(DATA begins)
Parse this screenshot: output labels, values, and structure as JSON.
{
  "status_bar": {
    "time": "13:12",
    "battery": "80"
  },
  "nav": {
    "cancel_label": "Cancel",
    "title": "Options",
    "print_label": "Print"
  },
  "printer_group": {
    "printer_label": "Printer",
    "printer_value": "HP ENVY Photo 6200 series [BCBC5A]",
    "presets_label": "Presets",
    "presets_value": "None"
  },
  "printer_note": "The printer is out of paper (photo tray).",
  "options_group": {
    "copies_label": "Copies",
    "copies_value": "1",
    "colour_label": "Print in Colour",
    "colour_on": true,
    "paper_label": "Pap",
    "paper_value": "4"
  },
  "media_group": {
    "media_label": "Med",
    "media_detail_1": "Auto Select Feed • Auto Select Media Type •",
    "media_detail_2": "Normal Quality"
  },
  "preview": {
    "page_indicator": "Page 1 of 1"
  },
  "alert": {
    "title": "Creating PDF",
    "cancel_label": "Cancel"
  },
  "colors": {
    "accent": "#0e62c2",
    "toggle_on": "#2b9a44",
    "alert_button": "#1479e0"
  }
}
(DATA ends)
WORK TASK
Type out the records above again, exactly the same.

WRITTEN SOLUTION
Parse this screenshot: output labels, values, and structure as JSON.
{
  "status_bar": {
    "time": "13:12",
    "battery": "80"
  },
  "nav": {
    "cancel_label": "Cancel",
    "title": "Options",
    "print_label": "Print"
  },
  "printer_group": {
    "printer_label": "Printer",
    "printer_value": "HP ENVY Photo 6200 series [BCBC5A]",
    "presets_label": "Presets",
    "presets_value": "None"
  },
  "printer_note": "The printer is out of paper (photo tray).",
  "options_group": {
    "copies_label": "Copies",
    "copies_value": "1",
    "colour_label": "Print in Colour",
    "colour_on": true,
    "paper_label": "Pap",
    "paper_value": "4"
  },
  "media_group": {
    "media_label": "Med",
    "media_detail_1": "Auto Select Feed • Auto Select Media Type •",
    "media_detail_2": "Normal Quality"
  },
  "preview": {
    "page_indicator": "Page 1 of 1"
  },
  "alert": {
    "title": "Creating PDF",
    "cancel_label": "Cancel"
  },
  "colors": {
    "accent": "#0e62c2",
    "toggle_on": "#2b9a44",
    "alert_button": "#1479e0"
  }
}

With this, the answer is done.